EXERCISE INSTRUCTIONS: From the entries that follow, extract each line holding the string "structured".

Segment Start: AVAILABLE DATA

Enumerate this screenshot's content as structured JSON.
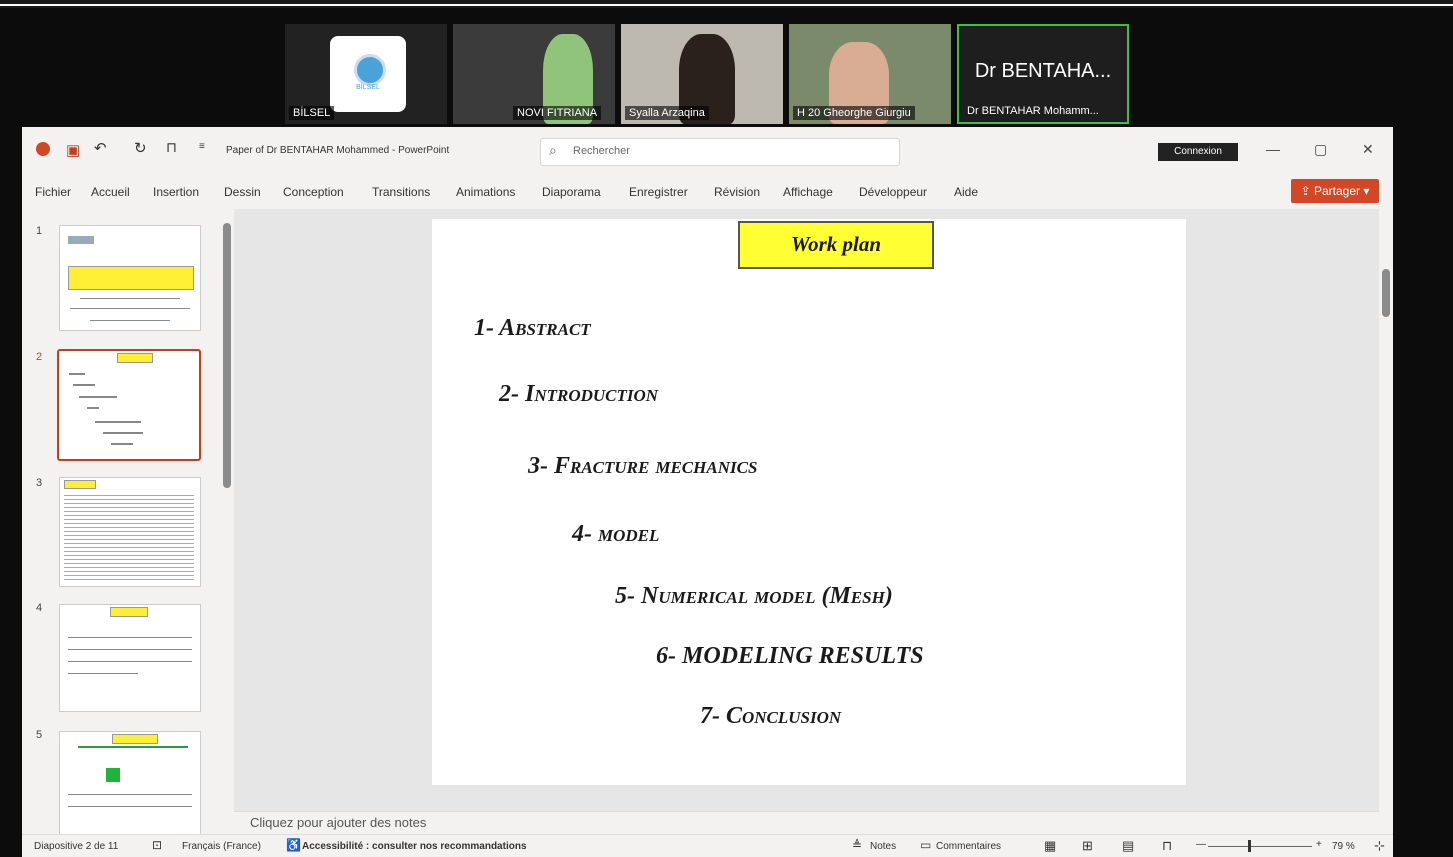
{
  "gallery": {
    "participants": [
      {
        "name": "BİLSEL",
        "logo_text": "BİLSEL"
      },
      {
        "name": "NOVI FITRIANA"
      },
      {
        "name": "Syalla Arzaqina"
      },
      {
        "name": "H 20 Gheorghe Giurgiu"
      },
      {
        "name": "Dr BENTAHAR Mohamm...",
        "display": "Dr BENTAHA..."
      }
    ]
  },
  "window": {
    "title": "Paper of Dr BENTAHAR Mohammed  -  PowerPoint",
    "search_placeholder": "Rechercher",
    "connexion": "Connexion",
    "minimize": "—",
    "restore": "▢",
    "close": "✕",
    "share": "Partager"
  },
  "ribbon": {
    "tabs": [
      "Fichier",
      "Accueil",
      "Insertion",
      "Dessin",
      "Conception",
      "Transitions",
      "Animations",
      "Diaporama",
      "Enregistrer",
      "Révision",
      "Affichage",
      "Développeur",
      "Aide"
    ]
  },
  "thumbnails": {
    "numbers": [
      "1",
      "2",
      "3",
      "4",
      "5"
    ],
    "selected": 2
  },
  "slide": {
    "title": "Work plan",
    "items": [
      "1- Abstract",
      "2- Introduction",
      "3-  Fracture mechanics",
      "4-  model",
      "5- Numerical model (Mesh)",
      "6- MODELING RESULTS",
      "7- Conclusion"
    ]
  },
  "notes": {
    "placeholder": "Cliquez pour ajouter des notes"
  },
  "status": {
    "slide_indicator": "Diapositive 2 de 11",
    "language": "Français (France)",
    "accessibility": "Accessibilité : consulter nos recommandations",
    "notes": "Notes",
    "comments": "Commentaires",
    "zoom": "79 %"
  },
  "colors": {
    "accent": "#c43e1c",
    "share_bg": "#d24726",
    "callout_fill": "#ffff33",
    "speaker_border": "#3fbf4a"
  }
}
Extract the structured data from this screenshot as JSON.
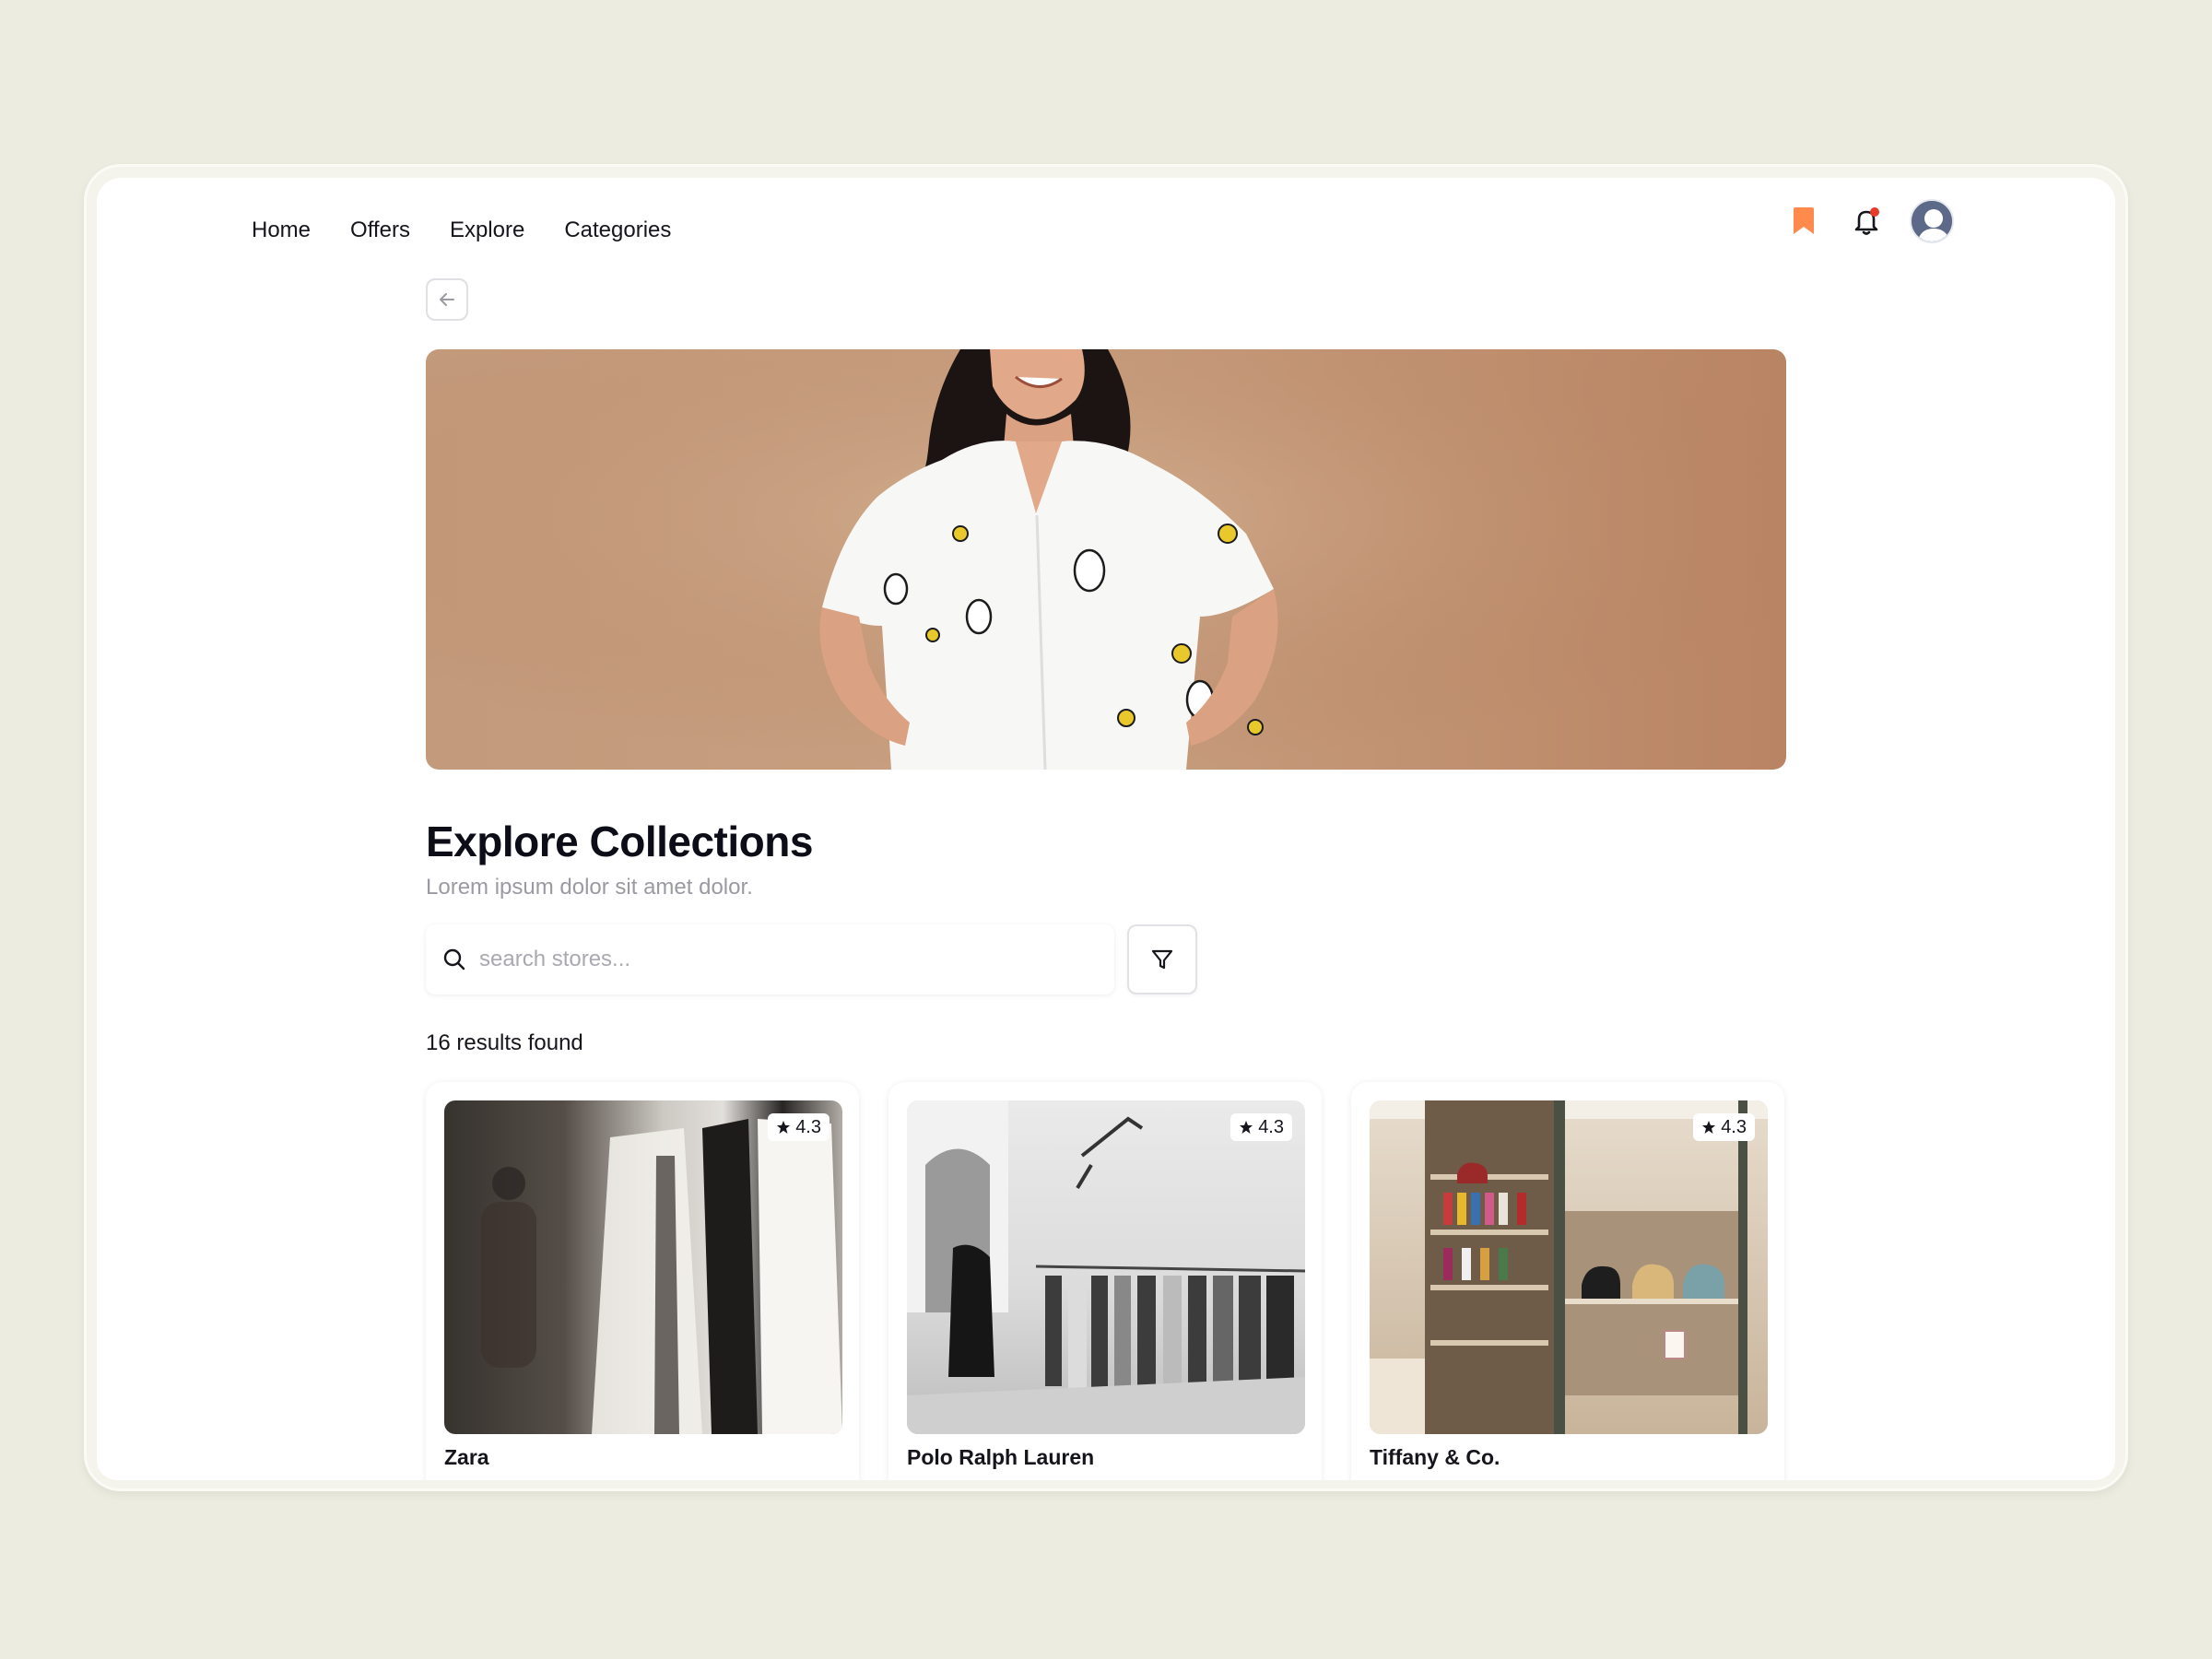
{
  "nav": {
    "items": [
      "Home",
      "Offers",
      "Explore",
      "Categories"
    ]
  },
  "icons": {
    "bookmark": "bookmark-icon",
    "bell": "bell-icon",
    "avatar": "user-avatar",
    "back": "arrow-left-icon",
    "search": "search-icon",
    "filter": "filter-icon",
    "star": "star-icon"
  },
  "colors": {
    "accent": "#ff8a4c",
    "notification_dot": "#e8392b",
    "background": "#ecece0"
  },
  "main": {
    "title": "Explore Collections",
    "subtitle": "Lorem ipsum dolor sit amet dolor."
  },
  "search": {
    "placeholder": "search stores...",
    "value": ""
  },
  "results": {
    "label": "16 results found"
  },
  "stores": [
    {
      "name": "Zara",
      "rating": "4.3"
    },
    {
      "name": "Polo Ralph Lauren",
      "rating": "4.3"
    },
    {
      "name": "Tiffany & Co.",
      "rating": "4.3"
    }
  ]
}
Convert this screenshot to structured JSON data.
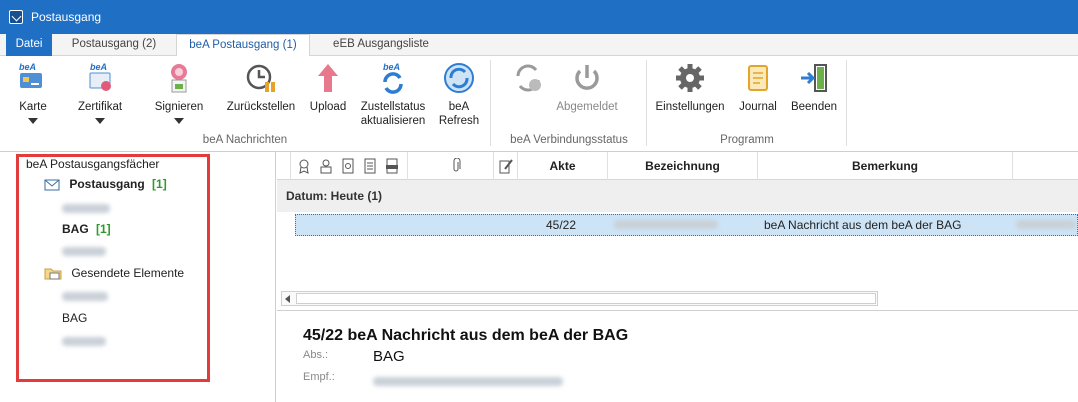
{
  "window": {
    "title": "Postausgang"
  },
  "tabs": {
    "file": "Datei",
    "postausgang": "Postausgang (2)",
    "bea_postausgang": "beA Postausgang (1)",
    "eeb": "eEB Ausgangsliste"
  },
  "ribbon": {
    "karte": "Karte",
    "zertifikat": "Zertifikat",
    "signieren": "Signieren",
    "zurueckstellen": "Zurückstellen",
    "upload": "Upload",
    "zustellstatus_1": "Zustellstatus",
    "zustellstatus_2": "aktualisieren",
    "bea_refresh_1": "beA",
    "bea_refresh_2": "Refresh",
    "abgemeldet": "Abgemeldet",
    "einstellungen": "Einstellungen",
    "journal": "Journal",
    "beenden": "Beenden",
    "group_nachrichten": "beA Nachrichten",
    "group_verbindung": "beA Verbindungsstatus",
    "group_programm": "Programm"
  },
  "tree": {
    "root": "beA Postausgangsfächer",
    "postausgang": {
      "label": "Postausgang",
      "count": "[1]"
    },
    "bag": {
      "label": "BAG",
      "count": "[1]"
    },
    "gesendete": "Gesendete Elemente",
    "bag2": "BAG"
  },
  "grid": {
    "columns": {
      "akte": "Akte",
      "bezeichnung": "Bezeichnung",
      "bemerkung": "Bemerkung"
    },
    "group": "Datum: Heute (1)",
    "row": {
      "akte": "45/22",
      "bemerkung": "beA Nachricht aus dem beA der BAG"
    }
  },
  "preview": {
    "subject": "45/22 beA Nachricht aus dem beA der BAG",
    "abs_label": "Abs.:",
    "abs_value": "BAG",
    "empf_label": "Empf.:"
  },
  "colors": {
    "accent": "#1f6fc5",
    "highlight": "#e23b3b",
    "selection": "#cde4f7",
    "count_green": "#2c9a2c"
  }
}
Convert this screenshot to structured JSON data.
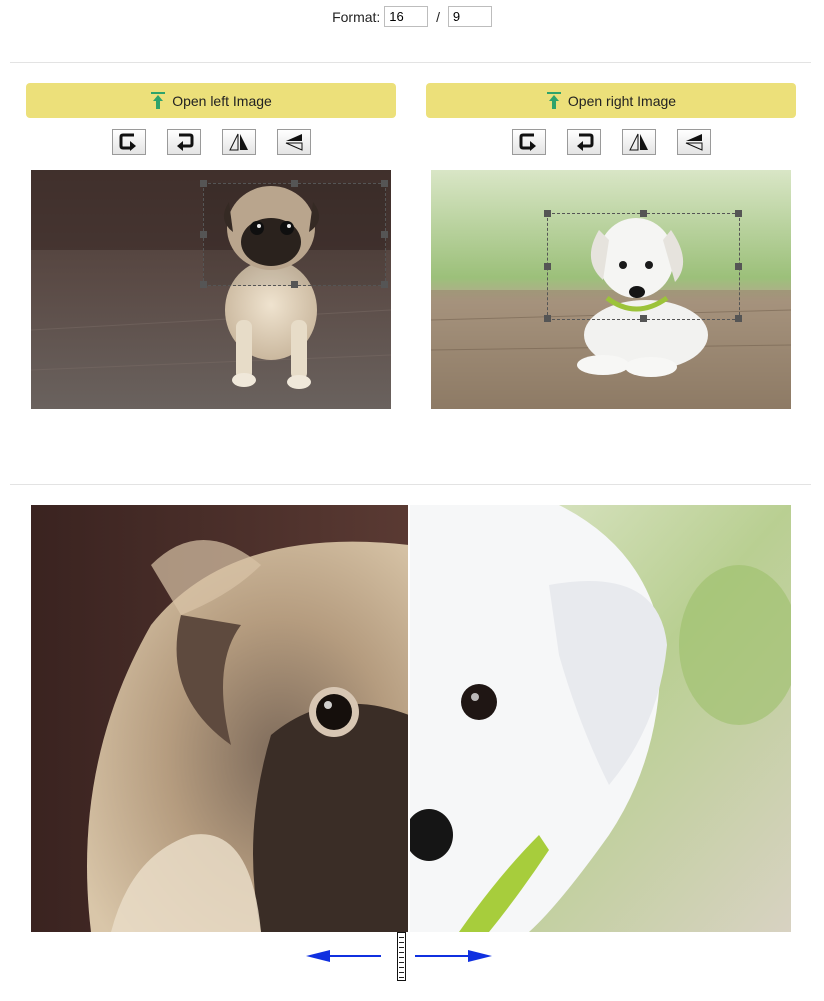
{
  "format": {
    "label": "Format:",
    "width": "16",
    "separator": "/",
    "height": "9"
  },
  "left_panel": {
    "open_label": "Open left Image",
    "tools": [
      "rotate-right-icon",
      "rotate-left-icon",
      "flip-horizontal-icon",
      "flip-vertical-icon"
    ]
  },
  "right_panel": {
    "open_label": "Open right Image",
    "tools": [
      "rotate-right-icon",
      "rotate-left-icon",
      "flip-horizontal-icon",
      "flip-vertical-icon"
    ]
  },
  "colors": {
    "button_bg": "#ece07a",
    "upload_icon": "#2ea36b",
    "arrow": "#1030e0"
  },
  "slider": {
    "split": 0.5
  }
}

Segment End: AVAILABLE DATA

THE ANSWER:
Enumerate this screenshot's content as structured JSON.
Extract the structured data from this screenshot as JSON.
Convert this screenshot to structured JSON data.
Convert this screenshot to structured JSON data.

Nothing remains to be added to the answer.